Tigran Svadjian shed two identities, abandoned his wife and children, and faked his own death — all to avoid prosecution for allegedly stealing $2.4 million in Medi-Cal funds.
When the Newport Beach doctor fled to Russia in 2002, he faced up to 10 years in federal prison if convicted. He was captured last summer and brought back to the U.S.
But on Thursday, Svadjian was sentenced to just 29 months in prison and a year of supervision after pleading guilty to fleeing federal prosecution.
The U.S. attorney’s office could not try him on the original Medi-Cal fraud case because that evidence was destroyed when authorities thought Svadjian was dead. The maximum sentence he faced Thursday for fleeing was five years.
“Did the defendant get away with his scheme? Yes, Mr. Svadjian, to a degree you were successful,” Judge Michael Fitzgerald said in a downtown Los Angeles courtroom. “You deserve 60 months.”

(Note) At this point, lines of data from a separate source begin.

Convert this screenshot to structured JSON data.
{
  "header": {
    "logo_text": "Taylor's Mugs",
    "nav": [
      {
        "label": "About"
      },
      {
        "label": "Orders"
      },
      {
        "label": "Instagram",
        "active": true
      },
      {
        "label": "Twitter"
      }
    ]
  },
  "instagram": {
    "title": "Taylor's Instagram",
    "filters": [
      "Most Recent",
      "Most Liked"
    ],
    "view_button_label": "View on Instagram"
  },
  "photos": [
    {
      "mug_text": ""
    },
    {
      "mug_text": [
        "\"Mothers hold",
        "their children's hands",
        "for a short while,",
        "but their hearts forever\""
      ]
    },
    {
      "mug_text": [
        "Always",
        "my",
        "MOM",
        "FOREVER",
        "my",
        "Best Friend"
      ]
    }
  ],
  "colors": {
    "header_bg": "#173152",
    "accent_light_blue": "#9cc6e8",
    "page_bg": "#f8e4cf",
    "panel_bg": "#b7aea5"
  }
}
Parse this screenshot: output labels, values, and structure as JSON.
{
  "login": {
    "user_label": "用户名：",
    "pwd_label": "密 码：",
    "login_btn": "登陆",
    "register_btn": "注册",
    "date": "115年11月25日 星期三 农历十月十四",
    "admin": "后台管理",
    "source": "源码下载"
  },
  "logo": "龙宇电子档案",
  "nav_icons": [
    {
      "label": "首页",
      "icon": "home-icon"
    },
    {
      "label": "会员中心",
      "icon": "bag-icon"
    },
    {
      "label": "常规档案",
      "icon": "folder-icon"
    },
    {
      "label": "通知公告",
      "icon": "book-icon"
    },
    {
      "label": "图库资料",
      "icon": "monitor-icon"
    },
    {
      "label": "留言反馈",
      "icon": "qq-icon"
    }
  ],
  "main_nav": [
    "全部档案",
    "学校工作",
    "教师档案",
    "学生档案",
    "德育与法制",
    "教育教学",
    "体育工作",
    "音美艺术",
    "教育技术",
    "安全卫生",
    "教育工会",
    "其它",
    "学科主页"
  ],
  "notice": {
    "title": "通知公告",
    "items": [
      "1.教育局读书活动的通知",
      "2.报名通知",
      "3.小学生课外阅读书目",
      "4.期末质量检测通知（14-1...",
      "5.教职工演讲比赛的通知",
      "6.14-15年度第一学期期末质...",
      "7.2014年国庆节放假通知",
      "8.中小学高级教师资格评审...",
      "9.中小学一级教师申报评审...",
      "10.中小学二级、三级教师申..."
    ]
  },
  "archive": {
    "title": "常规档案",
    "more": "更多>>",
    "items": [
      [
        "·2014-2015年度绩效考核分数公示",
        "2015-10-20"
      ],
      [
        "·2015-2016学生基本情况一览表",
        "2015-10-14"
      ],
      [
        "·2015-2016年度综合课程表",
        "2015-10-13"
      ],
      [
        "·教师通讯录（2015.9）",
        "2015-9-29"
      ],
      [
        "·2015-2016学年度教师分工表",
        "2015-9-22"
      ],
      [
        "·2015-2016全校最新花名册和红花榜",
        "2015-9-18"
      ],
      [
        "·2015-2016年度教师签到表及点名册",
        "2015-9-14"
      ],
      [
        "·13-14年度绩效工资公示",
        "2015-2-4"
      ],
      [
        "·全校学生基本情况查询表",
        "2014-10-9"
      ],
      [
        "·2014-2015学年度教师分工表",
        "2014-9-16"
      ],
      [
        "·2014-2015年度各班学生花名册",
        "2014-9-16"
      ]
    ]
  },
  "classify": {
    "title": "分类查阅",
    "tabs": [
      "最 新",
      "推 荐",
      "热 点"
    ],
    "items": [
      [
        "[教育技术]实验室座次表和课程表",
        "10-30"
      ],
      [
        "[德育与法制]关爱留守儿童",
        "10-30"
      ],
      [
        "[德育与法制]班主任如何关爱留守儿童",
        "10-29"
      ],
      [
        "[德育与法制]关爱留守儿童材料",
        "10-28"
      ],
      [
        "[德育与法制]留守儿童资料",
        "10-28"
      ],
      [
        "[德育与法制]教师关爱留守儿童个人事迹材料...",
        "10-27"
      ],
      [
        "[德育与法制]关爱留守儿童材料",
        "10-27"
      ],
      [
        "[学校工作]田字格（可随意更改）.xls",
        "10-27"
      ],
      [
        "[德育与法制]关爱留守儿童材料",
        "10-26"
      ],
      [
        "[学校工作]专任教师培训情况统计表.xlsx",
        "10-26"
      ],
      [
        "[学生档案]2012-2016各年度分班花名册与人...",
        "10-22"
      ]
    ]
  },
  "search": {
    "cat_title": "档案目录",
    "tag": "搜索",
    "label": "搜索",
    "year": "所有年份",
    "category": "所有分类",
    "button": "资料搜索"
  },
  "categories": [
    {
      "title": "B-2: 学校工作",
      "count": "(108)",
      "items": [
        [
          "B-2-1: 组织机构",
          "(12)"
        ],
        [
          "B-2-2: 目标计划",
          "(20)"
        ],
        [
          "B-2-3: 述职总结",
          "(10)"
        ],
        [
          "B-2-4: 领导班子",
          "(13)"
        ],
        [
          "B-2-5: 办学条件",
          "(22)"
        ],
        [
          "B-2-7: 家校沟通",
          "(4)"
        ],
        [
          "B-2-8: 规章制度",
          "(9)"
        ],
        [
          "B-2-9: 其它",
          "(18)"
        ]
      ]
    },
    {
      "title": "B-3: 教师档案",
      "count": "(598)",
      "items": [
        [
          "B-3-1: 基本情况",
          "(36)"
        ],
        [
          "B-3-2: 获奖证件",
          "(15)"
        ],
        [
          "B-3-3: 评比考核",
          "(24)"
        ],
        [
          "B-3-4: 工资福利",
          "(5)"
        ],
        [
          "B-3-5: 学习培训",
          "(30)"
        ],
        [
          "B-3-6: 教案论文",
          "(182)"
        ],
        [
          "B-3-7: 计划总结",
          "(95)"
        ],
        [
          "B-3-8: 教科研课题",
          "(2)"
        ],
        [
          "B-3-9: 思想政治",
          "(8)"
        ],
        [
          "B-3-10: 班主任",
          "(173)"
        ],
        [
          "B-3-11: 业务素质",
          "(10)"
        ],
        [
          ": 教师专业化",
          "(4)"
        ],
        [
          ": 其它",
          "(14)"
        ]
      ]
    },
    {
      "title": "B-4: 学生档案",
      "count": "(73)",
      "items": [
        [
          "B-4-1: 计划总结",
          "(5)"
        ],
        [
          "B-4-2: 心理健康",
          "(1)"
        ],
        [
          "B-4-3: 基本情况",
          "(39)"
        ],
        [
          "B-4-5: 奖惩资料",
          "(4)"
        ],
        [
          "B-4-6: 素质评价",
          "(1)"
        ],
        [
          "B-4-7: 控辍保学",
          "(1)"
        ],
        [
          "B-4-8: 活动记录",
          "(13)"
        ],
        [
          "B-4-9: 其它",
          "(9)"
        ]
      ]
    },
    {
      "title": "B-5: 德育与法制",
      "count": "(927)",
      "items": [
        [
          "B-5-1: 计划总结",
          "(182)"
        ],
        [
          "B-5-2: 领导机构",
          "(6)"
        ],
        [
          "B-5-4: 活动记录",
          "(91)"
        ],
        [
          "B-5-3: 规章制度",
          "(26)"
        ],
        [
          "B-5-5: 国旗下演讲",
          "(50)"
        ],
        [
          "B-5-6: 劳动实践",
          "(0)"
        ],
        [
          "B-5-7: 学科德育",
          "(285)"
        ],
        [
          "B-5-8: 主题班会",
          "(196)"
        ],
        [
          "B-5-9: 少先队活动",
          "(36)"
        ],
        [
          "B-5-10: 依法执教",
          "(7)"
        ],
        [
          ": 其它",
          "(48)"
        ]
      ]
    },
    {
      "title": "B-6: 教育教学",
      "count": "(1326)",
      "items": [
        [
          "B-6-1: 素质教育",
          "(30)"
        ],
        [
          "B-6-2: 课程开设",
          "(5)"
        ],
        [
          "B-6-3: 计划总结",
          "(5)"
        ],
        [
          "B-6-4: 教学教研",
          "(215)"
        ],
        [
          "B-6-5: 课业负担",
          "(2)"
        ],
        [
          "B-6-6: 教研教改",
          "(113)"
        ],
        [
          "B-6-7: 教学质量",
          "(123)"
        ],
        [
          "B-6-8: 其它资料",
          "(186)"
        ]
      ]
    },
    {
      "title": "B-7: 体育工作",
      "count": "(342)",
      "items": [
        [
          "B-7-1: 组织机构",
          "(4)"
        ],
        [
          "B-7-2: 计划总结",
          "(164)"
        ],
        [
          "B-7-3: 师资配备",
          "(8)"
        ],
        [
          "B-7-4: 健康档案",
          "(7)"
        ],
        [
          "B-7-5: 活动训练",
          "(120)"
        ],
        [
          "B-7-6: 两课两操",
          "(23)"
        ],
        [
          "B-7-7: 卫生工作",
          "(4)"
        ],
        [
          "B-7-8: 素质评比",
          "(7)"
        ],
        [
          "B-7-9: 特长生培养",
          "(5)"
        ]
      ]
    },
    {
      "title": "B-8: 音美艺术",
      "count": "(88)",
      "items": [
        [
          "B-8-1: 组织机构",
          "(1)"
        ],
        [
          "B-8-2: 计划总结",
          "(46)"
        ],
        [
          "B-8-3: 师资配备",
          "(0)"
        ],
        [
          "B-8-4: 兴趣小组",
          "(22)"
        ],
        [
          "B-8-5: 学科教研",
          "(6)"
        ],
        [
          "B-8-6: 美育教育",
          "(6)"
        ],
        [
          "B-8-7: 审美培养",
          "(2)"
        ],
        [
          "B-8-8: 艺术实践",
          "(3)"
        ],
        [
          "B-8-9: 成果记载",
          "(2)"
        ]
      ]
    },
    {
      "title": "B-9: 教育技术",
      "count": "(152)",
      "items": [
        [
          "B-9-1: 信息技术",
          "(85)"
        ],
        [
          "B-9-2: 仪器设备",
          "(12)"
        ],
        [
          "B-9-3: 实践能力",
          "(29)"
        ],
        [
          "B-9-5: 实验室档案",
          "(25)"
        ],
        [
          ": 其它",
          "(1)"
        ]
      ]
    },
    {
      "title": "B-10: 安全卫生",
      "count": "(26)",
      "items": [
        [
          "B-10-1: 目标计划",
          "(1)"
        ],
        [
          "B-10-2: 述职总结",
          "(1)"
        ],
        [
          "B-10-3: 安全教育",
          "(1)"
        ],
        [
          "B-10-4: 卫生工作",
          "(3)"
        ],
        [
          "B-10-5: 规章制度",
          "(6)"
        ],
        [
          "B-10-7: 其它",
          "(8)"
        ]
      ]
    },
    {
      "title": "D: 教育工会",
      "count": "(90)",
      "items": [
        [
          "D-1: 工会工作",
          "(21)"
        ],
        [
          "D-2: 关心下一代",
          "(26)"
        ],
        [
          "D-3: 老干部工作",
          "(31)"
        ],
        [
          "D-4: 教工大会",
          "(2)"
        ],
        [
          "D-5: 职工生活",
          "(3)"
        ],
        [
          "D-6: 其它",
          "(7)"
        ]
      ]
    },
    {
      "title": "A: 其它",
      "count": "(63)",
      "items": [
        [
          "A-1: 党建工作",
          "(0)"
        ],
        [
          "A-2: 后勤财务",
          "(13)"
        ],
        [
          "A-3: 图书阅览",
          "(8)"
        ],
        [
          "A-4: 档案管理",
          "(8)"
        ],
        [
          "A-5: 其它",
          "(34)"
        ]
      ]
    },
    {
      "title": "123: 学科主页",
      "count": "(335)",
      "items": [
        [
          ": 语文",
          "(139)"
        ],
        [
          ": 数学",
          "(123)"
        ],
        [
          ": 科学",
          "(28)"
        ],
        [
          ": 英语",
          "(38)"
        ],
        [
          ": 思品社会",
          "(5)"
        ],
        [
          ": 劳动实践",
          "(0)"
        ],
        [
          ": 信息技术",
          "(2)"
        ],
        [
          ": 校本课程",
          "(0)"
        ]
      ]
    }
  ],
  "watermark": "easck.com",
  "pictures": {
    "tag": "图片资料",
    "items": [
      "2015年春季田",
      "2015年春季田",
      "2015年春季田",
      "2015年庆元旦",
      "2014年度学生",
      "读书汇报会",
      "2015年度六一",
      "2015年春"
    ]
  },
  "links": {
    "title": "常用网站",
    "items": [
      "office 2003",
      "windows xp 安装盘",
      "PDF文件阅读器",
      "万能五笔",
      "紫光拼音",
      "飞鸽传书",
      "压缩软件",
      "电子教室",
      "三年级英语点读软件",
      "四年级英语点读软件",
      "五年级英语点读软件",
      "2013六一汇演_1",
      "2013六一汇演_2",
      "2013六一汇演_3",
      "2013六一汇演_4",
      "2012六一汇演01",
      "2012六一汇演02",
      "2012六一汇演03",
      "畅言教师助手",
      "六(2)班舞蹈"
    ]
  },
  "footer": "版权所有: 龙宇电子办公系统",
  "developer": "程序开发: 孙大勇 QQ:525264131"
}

In court documents, Svadjian’s defense attorney had sought an eight-month sentence, arguing that the 58-year-old had reformed while living abroad under another identity and was no longer practicing medicine. Svadjian’s son and two friends wrote letters to the judge asking for leniency on his behalf.
“My father, Tigran, always worked hard to provide for our family,” Andre Svadjian wrote to the judge. “Growing up he volunteered as one of my soccer coaches and always took me to all my hockey practices and games. We would often go together on little weekend trips to Lake Havasu ... which are my best memories. I wished that I could have spent more time with him growing up.”
After Svadjian fled to Russia, he then moved to Egypt and started a new life. He met his current fiancee there, and they have two children.
“I know right now I’m completely different and I’d like to go back to my family,” Svadjian told the judge before his sentence was handed down.
But prosecutor Bryant Yang underlined just how extraordinary Svadjian’s case was.
“The sentencing guidelines don’t capture the defendant’s egregious conduct,” Yang told judge. “He did a whole host of things — a scheme to obstruct justice.”
In an FBI affidavit, authorities described what Svadjian confessed to.
While overseas in October 2002, Svadjian met a Russian police officer at a party who said that for a “service fee,” the man could fake his death. Svadjian agreed and paid $200 for the privilege of being dead, courtesy of falsified paperwork from a morgue in Moscow.
He then obtained a Russian passport under the name Vasily Petrosov, whose birthday was in February 1961. Svadjian told prosecutors that the pseudonym was an old family name and the birthday belonged to one of his cousins.
He moved to Egypt, where his father had citizenship and authorities at the time didn’t check documents. He applied for citizenship there, authorities said, though he never got it.
It was there that Svadjian found a home and began earning a living as a part-time scuba instructor. He fell in love with a woman from Sochi, Russia, a resort city on the coast of the Black Sea.
In 2012, the couple had their first child, a son. Last summer, the couple learned they were expecting a second child.
But this would be a difficult pregnancy, and would require a caesarean procedure. Svadjian’s girlfriend went back to her hometown, where the medical care would be better, and would await him there.
But Svadjian no longer had a passport under his Petrosov pseudonym. The one he had was fake, and authorities seized it when he tried to renew it. So Svadjian contacted a Lithuanian friend and purchased another fake passport.
Svadjian became Viktoras Cajevkis. A Lithuanian.
Armed with his passport and other documents, he left Egypt for Russia — with a stop in Ukraine.
But authorities in Kiev soon realized his passport was fraudulent and sent him back to Egypt, where police arrested him July 31. Determined to find out who he really was, they searched his apartment, which yielded a Russian passport under the name of Petrosov.
They also found a canceled American passport with another name: Tigran Svadjian.